Many argue that a successful company depends on a contented workforce. I suggest that a learning culture is the true guarantor of success, not least because it enables us to pivot, break out of our comfort zones and respond to crises
We retooled our process of coaching, mentoring and reviewing from the ground up, with a programme we called the ReCoach, which fuses the roles of reviewer, assessor and mentor into one. So while the process of coaching, mentoring and reviewing might have become an early Covid workplace casualty elsewhere, it helped us to fashion a cultural revolution in HR, warding off the dangers of transactional with a more relational mode of management.
The ReCoach is now in charge of peer reviewing and mentoring our partners as part of a mandatory development review over a four-year period. Our coaching culture sits at the top of the organisation and trickles down.
We evaluate our talented millennials so keen to evaluate themselves, catering to young managers who thrive on feedback, not just occasional overview, who want constant connectivity instead of waiting to be judged, who welcome challenges to assumptions about their performance which they constantly evaluate. Craving advancement, which we are so keen to provide, they demand mentoring as a right, not as a perk. They receive it, with personal, not social connectivity, as we equip them with rounded learning which they consider just as important as formal qualifications.
And at the same time we inject crucial connectivity between them and our most senior leaders, our elder statesmen and women, as everybody relates across disciplines and age groups, developing our community, our competencies and ecosystem by redefining a culture of coaching across the firm. Learning benefits all, the mentor and the apprentice, as education becomes a mutual advantage.

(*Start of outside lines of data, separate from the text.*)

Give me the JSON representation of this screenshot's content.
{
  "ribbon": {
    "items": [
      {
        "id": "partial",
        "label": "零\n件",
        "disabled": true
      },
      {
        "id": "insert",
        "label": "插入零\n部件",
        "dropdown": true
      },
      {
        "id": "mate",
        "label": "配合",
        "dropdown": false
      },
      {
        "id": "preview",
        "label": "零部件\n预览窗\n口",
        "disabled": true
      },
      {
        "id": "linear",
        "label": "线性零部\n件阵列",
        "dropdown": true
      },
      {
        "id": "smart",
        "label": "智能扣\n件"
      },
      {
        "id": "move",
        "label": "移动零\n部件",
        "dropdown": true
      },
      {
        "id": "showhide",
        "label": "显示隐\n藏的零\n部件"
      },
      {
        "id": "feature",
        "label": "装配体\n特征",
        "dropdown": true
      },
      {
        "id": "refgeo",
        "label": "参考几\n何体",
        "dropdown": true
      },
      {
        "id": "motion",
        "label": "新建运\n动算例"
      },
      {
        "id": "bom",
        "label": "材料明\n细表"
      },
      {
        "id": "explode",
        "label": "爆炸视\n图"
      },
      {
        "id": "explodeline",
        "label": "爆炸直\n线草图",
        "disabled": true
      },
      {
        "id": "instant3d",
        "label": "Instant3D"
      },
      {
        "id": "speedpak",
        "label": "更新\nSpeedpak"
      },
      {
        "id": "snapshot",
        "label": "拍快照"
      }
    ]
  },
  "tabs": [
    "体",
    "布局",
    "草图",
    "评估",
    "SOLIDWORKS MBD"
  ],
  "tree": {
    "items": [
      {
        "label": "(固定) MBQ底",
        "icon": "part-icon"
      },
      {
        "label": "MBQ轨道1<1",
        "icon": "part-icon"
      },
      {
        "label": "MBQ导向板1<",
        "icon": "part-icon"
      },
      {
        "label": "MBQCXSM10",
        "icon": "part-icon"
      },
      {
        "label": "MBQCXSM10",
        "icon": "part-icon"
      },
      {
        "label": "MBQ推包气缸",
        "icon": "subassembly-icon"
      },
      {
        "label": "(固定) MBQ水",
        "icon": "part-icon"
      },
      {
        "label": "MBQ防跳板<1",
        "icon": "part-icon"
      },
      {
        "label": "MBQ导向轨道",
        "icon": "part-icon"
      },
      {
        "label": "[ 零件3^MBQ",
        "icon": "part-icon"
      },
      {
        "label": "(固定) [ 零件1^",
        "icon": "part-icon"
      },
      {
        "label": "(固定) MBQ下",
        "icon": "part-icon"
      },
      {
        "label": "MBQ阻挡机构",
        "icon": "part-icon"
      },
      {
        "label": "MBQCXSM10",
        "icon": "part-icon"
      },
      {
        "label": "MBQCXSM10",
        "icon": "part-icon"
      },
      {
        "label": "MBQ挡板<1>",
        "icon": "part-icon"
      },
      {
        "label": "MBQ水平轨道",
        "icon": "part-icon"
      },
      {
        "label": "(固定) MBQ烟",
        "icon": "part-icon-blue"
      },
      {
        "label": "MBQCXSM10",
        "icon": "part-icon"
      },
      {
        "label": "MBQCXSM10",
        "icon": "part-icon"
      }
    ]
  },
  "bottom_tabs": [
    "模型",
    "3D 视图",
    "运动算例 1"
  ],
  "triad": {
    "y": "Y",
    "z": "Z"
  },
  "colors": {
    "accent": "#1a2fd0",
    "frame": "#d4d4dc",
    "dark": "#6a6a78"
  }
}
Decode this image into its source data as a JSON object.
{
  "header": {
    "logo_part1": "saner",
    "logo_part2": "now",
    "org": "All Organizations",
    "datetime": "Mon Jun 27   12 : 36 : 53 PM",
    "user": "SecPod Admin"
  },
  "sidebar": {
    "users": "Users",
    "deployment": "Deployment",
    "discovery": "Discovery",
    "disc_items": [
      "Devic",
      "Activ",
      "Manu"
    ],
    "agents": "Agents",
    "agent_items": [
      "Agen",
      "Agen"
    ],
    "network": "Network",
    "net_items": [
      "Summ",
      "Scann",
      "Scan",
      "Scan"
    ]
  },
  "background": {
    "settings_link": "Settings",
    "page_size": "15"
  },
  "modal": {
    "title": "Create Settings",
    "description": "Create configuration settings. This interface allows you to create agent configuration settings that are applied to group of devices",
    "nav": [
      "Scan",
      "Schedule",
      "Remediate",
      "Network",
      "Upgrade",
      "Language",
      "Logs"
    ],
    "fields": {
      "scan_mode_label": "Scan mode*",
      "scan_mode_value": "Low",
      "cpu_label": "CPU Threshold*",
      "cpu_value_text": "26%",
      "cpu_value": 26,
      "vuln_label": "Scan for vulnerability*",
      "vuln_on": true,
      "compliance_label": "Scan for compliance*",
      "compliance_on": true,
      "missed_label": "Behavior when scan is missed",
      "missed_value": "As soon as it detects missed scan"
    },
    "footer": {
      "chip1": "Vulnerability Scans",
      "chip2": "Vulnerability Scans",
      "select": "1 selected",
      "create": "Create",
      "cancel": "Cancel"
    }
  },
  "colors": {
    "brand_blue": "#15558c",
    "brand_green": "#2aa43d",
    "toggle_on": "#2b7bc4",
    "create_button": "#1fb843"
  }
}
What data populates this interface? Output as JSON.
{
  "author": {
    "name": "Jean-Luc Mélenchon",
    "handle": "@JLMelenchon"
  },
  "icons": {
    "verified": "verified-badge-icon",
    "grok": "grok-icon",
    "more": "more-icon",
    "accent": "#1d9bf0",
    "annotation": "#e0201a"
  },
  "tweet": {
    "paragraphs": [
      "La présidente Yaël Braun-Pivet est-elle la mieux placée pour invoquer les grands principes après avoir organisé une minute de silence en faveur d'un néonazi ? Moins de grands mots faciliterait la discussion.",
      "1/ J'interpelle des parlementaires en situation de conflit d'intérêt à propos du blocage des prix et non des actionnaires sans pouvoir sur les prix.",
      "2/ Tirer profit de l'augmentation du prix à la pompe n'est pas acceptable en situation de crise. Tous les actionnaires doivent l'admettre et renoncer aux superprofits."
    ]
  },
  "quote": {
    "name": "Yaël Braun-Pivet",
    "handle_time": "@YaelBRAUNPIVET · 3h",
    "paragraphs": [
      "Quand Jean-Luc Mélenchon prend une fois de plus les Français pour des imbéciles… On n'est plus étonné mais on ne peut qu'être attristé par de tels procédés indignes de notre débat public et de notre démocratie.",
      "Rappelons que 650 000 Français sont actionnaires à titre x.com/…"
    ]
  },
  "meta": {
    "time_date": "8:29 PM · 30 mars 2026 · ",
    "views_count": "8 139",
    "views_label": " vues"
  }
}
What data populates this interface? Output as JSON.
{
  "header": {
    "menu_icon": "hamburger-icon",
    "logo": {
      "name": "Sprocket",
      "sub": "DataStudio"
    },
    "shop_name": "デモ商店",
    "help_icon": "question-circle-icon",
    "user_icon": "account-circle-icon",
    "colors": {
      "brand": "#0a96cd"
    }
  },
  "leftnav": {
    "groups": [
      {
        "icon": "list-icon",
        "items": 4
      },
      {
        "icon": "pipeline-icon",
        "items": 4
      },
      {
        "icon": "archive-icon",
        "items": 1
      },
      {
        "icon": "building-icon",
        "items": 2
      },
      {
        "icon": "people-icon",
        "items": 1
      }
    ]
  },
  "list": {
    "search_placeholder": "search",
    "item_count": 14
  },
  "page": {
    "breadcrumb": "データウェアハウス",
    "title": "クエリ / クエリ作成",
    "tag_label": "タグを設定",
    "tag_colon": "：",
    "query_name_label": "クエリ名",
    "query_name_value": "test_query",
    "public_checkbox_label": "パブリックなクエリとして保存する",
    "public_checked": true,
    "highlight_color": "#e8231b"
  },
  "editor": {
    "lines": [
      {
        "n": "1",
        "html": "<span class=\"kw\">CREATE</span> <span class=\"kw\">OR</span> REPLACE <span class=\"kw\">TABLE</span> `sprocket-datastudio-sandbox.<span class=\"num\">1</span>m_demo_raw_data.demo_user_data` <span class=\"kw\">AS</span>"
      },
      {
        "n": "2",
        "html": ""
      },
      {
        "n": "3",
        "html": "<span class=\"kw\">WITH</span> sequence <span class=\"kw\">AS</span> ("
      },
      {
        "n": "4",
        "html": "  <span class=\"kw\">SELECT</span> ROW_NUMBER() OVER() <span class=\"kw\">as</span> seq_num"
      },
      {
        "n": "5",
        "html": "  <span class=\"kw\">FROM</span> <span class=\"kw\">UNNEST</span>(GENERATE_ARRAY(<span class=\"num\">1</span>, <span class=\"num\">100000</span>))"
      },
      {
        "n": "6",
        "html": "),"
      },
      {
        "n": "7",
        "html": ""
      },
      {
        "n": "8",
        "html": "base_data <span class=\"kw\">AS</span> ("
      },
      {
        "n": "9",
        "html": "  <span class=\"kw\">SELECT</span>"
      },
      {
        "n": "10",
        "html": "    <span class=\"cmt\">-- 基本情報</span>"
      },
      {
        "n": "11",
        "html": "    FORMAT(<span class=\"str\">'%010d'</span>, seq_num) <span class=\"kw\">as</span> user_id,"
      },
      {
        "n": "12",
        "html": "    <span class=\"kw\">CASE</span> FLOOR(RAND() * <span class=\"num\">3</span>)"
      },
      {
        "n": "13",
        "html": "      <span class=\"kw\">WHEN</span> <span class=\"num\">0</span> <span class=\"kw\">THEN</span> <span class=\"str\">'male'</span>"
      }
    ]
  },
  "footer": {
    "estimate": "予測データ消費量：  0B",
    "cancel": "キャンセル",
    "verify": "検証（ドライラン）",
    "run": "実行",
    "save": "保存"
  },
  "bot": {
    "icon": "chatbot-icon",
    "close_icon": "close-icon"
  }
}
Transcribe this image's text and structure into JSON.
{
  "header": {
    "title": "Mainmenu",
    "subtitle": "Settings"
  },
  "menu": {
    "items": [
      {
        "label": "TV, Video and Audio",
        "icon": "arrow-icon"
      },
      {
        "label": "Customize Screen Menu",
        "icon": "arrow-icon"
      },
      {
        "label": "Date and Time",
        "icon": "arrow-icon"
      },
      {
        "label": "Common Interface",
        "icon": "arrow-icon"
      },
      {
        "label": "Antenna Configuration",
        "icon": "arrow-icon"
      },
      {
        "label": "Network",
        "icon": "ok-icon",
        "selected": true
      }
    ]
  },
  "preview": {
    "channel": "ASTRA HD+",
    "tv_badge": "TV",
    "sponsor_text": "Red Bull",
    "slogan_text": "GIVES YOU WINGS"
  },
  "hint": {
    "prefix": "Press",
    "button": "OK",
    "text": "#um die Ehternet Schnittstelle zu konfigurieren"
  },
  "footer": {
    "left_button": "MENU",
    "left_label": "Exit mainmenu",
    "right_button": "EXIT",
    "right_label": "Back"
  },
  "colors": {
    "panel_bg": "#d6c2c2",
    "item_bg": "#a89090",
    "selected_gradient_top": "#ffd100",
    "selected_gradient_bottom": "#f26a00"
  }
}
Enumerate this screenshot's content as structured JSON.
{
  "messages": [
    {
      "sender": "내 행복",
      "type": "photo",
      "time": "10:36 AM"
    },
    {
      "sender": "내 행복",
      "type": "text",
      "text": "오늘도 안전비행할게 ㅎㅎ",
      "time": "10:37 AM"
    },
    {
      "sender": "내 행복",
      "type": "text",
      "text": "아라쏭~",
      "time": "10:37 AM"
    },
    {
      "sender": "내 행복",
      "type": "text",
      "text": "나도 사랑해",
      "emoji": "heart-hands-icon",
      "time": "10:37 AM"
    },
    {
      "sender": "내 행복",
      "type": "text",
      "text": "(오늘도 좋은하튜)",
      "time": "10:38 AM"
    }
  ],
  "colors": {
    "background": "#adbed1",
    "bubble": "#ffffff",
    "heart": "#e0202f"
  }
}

The Benefits of Trickle Down Learning
In an initiative originally designed to embrace our senior leaders, we are infusing a trickled down coaching culture throughout Mazars. ReCoaches make adopters and cultural change agents in a partnership. They review existing partners less from the perspective of performance and achievement, and more for the development of competence through the teaching of new skills. It’s not prescriptive, because the process is completely bespoke to the individual being mentored and assessed. The assessment is fully tailored to the Mazars context and takes place on top-class, digital-first platform which include a fully customised 360 feedback component and even a personality test, as well as a peer endorsement functionality.
In only six months, we’ve scaled the process to appoint 278 ReCoaches (1/4 of our partnership) in 78 countries. The secret is to blend science with empathy, digitisation with humanity. The more scientific the approach, the less guesswork management has to employ in understanding what drives our aspiring leaders. The greater the human interaction, the greater the loyalty, and attainment. We even created a product, which the French government bought into, and has started to apply to their own most senior civil servants.
The Greeks had a word for it
So far so good. Today, almost 70 percent of our partners who have not yet become ReCoaches would like to become one in the future. As they pass on their learning to our talented millennials, who before long will be passing it down to the huge influx of so-called Gen Zs yet to come, the reverse mentoring they gain in the process forms a virtuous circle. After all, nobody is too old to learn.
The best company is a campus, a business school designed around its strategic needs, where education is a habit for all, and leaders are made, not born. That’s why leadership development is all about democratisation, and our ReCoaches are mentors, charged with enabling future leaders to face up to emerging market realities, both good, and bad.
Never was this more important. As Aristotle put it; ‘Education is an ornament in prosperity and a refuge in adversity’.